Although bloody show is a common enough sign labour is beginning, it can happen in other circumstances.
If your care provider performs a cervical check late in pregnancy, this can irritate the cervix and cause some bleeding.
Some care providers do cervical checks as a matter of routine during prenatal appointments in the last month.
You can read more about the necessity of this in Pelvic Exam During Pregnancy – Is It Really Necessary?
You are also likely to experience bloody show following a ‘stretch and sweep’. This is when your care provider stretches the cervix and sweeps your membranes.
Some care providers do stretch and sweeps in the weeks leading up to your due date, even without your consent.
You should always be informed about this procedure before it is performed, as there are some risks involved.
Find out more in Membrane Sweep – 5 Things To Know Before Having One.

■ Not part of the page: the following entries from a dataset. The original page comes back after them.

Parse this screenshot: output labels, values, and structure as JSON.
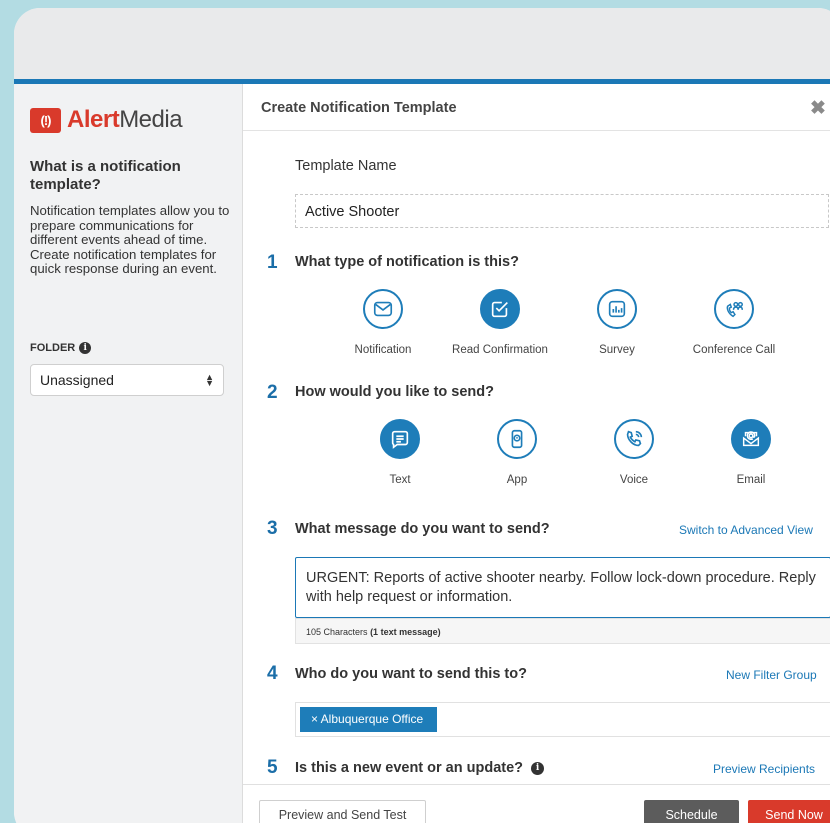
{
  "brand": {
    "logo_mark": "(!)",
    "name_bold": "Alert",
    "name_rest": "Media",
    "color": "#d93a2b"
  },
  "sidebar": {
    "heading": "What is a notification template?",
    "description": "Notification templates allow you to prepare communications for different events ahead of time. Create notification templates for quick response during an event.",
    "folder_label": "FOLDER",
    "folder_value": "Unassigned"
  },
  "modal": {
    "title": "Create Notification Template",
    "close_icon": "close-icon",
    "template_name_label": "Template Name",
    "template_name_value": "Active Shooter"
  },
  "steps": [
    {
      "num": "1",
      "question": "What type of notification is this?"
    },
    {
      "num": "2",
      "question": "How would you like to send?"
    },
    {
      "num": "3",
      "question": "What message do you want to send?",
      "link": "Switch to Advanced View"
    },
    {
      "num": "4",
      "question": "Who do you want to send this to?",
      "link": "New Filter Group"
    },
    {
      "num": "5",
      "question": "Is this a new event or an update?",
      "link": "Preview Recipients"
    }
  ],
  "notification_types": [
    {
      "label": "Notification",
      "icon": "envelope-icon",
      "selected": false
    },
    {
      "label": "Read Confirmation",
      "icon": "checkbox-icon",
      "selected": true
    },
    {
      "label": "Survey",
      "icon": "bar-chart-icon",
      "selected": false
    },
    {
      "label": "Conference Call",
      "icon": "conference-call-icon",
      "selected": false
    }
  ],
  "send_methods": [
    {
      "label": "Text",
      "icon": "message-icon",
      "selected": true
    },
    {
      "label": "App",
      "icon": "phone-app-icon",
      "selected": false
    },
    {
      "label": "Voice",
      "icon": "phone-icon",
      "selected": false
    },
    {
      "label": "Email",
      "icon": "email-icon",
      "selected": true
    }
  ],
  "message": {
    "text": "URGENT: Reports of active shooter nearby. Follow lock-down procedure. Reply with help request or information.",
    "char_count": "105 Characters",
    "msg_count": "(1 text message)"
  },
  "recipients": {
    "chip": "× Albuquerque Office"
  },
  "footer": {
    "preview_btn": "Preview and Send Test",
    "schedule_btn": "Schedule",
    "send_btn": "Send Now"
  },
  "colors": {
    "accent": "#1e7db9",
    "danger": "#d93a2b",
    "schedule": "#5c5c5c"
  }
}
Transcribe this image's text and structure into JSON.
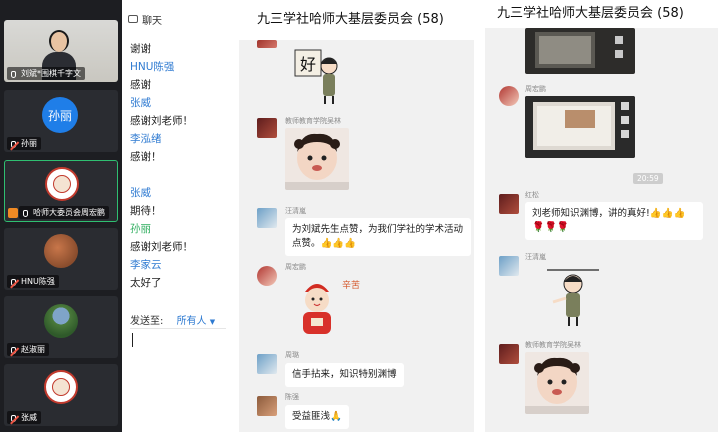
{
  "meeting": {
    "participants": [
      {
        "name": "刘斌*围棋千字文",
        "avatar": "video"
      },
      {
        "name": "孙丽",
        "avatar_text": "孙丽"
      },
      {
        "name": "哈师大委员会周宏鹏",
        "avatar": "seal"
      },
      {
        "name": "HNU陈强",
        "avatar": "photo"
      },
      {
        "name": "赵淑丽",
        "avatar": "photo"
      },
      {
        "name": "张威",
        "avatar": "seal"
      }
    ],
    "chat": {
      "title": "聊天",
      "lines": [
        {
          "type": "msg",
          "text": "谢谢"
        },
        {
          "type": "sender",
          "text": "HNU陈强"
        },
        {
          "type": "msg",
          "text": "感谢"
        },
        {
          "type": "sender",
          "text": "张威"
        },
        {
          "type": "msg",
          "text": "感谢刘老师！"
        },
        {
          "type": "sender",
          "text": "李泓绪"
        },
        {
          "type": "msg",
          "text": "感谢！"
        },
        {
          "type": "sender",
          "text": "张威"
        },
        {
          "type": "msg",
          "text": "期待！"
        },
        {
          "type": "sender-green",
          "text": "孙丽"
        },
        {
          "type": "msg",
          "text": "感谢刘老师！"
        },
        {
          "type": "sender",
          "text": "李家云"
        },
        {
          "type": "msg",
          "text": "太好了"
        }
      ],
      "send_to_label": "发送至:",
      "send_to_target": "所有人"
    }
  },
  "group_a": {
    "title": "九三学社哈师大基层委员会 (58)",
    "messages": [
      {
        "nick": "",
        "kind": "sticker",
        "sticker_text": "好"
      },
      {
        "nick": "教师教育学院吴林",
        "kind": "image"
      },
      {
        "nick": "汪清嵐",
        "kind": "text",
        "text": "为刘斌先生点赞，为我们学社的学术活动点赞。",
        "emoji": "👍👍👍"
      },
      {
        "nick": "周宏鹏",
        "kind": "sticker",
        "sticker_text": "辛苦"
      },
      {
        "nick": "周璐",
        "kind": "text",
        "text": "信手拈来，知识特别渊博",
        "emoji": ""
      },
      {
        "nick": "陈强",
        "kind": "text",
        "text": "受益匪浅",
        "emoji": "🙏"
      }
    ]
  },
  "group_b": {
    "title": "九三学社哈师大基层委员会 (58)",
    "messages": [
      {
        "nick": "",
        "kind": "image"
      },
      {
        "nick": "周宏鹏",
        "kind": "image"
      },
      {
        "time": "20:59"
      },
      {
        "nick": "红松",
        "kind": "text",
        "text": "刘老师知识渊博，讲的真好!",
        "emoji": "👍👍👍",
        "flowers": "🌹🌹🌹"
      },
      {
        "nick": "汪清嵐",
        "kind": "sticker"
      },
      {
        "nick": "教师教育学院吴林",
        "kind": "image"
      }
    ]
  }
}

#6: How long after the bloody show before you go into labour?
Since bloody show happens when your cervix is starting to dilate, it means your body is preparing for labour.

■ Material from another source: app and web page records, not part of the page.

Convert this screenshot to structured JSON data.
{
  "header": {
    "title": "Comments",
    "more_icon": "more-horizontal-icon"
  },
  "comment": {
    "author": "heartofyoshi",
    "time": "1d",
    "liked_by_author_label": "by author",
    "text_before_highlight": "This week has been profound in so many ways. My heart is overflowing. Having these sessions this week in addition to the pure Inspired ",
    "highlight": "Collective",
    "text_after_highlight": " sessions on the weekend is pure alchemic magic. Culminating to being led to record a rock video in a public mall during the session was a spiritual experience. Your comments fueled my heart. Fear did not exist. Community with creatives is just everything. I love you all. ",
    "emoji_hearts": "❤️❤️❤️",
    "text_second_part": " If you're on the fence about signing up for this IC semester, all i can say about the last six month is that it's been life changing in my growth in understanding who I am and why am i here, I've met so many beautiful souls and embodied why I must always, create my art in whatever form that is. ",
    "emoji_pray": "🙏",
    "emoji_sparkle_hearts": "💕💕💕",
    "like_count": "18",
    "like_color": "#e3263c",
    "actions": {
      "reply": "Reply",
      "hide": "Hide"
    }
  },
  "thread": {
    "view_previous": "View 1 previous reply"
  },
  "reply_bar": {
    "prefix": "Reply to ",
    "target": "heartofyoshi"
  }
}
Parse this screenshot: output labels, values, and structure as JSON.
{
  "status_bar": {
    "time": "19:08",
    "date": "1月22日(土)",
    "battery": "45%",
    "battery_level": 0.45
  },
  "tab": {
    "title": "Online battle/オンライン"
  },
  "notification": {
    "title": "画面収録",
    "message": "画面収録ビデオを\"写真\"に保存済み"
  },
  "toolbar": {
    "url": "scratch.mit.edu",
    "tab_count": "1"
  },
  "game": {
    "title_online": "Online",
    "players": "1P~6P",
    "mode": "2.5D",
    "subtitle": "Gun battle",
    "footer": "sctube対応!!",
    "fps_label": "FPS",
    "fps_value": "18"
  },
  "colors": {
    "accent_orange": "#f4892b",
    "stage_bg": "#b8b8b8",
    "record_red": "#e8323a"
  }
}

If you’re close to your due date and see bloody show, it’s a positive sign labour is on its way.
Every woman’s experience of labour starting is different. There is no guarantee labour will begin in the next 24 hours. It could still be several days in the future.
Some women don’t lose their mucous plug, or see bloody show, until they are well into active labour.
First time mamas are more likely to see bloody show before labour begins, but this can happen a few days beforehand.
Women who have given birth before often don’t see any bloody show until their cervix is dilating; they would expect birth in the next 24 hours.
Often care providers want to check to see whether your cervix is dilating. Unless there is a medical reason for being concerned, you can choose to not have cervical checks during labour.
Read more in Are Cervical Checks During Labour Necessary?.
#7: Bloody show during labor
In the first stage of labour, contractions act on the cervix to open or dilate it. As contractions increase in frequency and intensity, the cervix dilates more.
During transition, which is the final phase of active labour, you might notice an increase in bloody show.
This is because the cervix dilates the final few centimetres in a short period of time.
This is a sign you are very close to giving birth to your baby.
#8: What should I do if I have a bloody show?
If you’re not 37 weeks yet, and you notice light spotting or bleeding, seek advice from your care provider. It’s possible you’re going into labour prematurely.
If you’re close to your due date and are already past 37 weeks, then bloody show is simply a sign your body is preparing to give birth.
Look for contractions, which you might experience as a low backache or even menstrual-like cramps.
Many women wonder whether they should head off to hospital if they see bloody show.
This isn’t necessary, unless you’re feeling unwell, you are less than 37 weeks pregnant or you have any concerns at all about your baby.
It could be some time before contractions become established and it’s usually recommended you stay at home when in early labour.
It’s a good sign labour is in the near future, though, so get everything prepared.
While you’re waiting, read Early Labour – 8 Tips For A Low Stress Early Labour At Home to give you a head start on cruising early labour at home.
A: In order for you not to get a very faint line on your pregnancy test kit, what you need to do is to take your pregnancy test after missing your period instead of before. Test first thing in the morning too, when urine is more concentrated.
A: Want to conceive a baby boy for sure? Currently, there are no natural methods which are 100% guaranteed. But you can try popular methods. For example, you can adopt certain positions during intercourse to allow for deep penetration, giving male sperm an advantage. Another is to have intercourse on the day before ovulation.
A: Babies usually start to talk between 11 months and 14 months. Their first words are usually references to mama or dada, but it could also be other words heard often enough by your baby.
A: Teas are often enjoyed for their health benefits by many people. However, for pregnant women, it’s best for them to consume safe herbal teas. Caffeinated teas, such as black tea and green tea, are best avoided by pregnant women.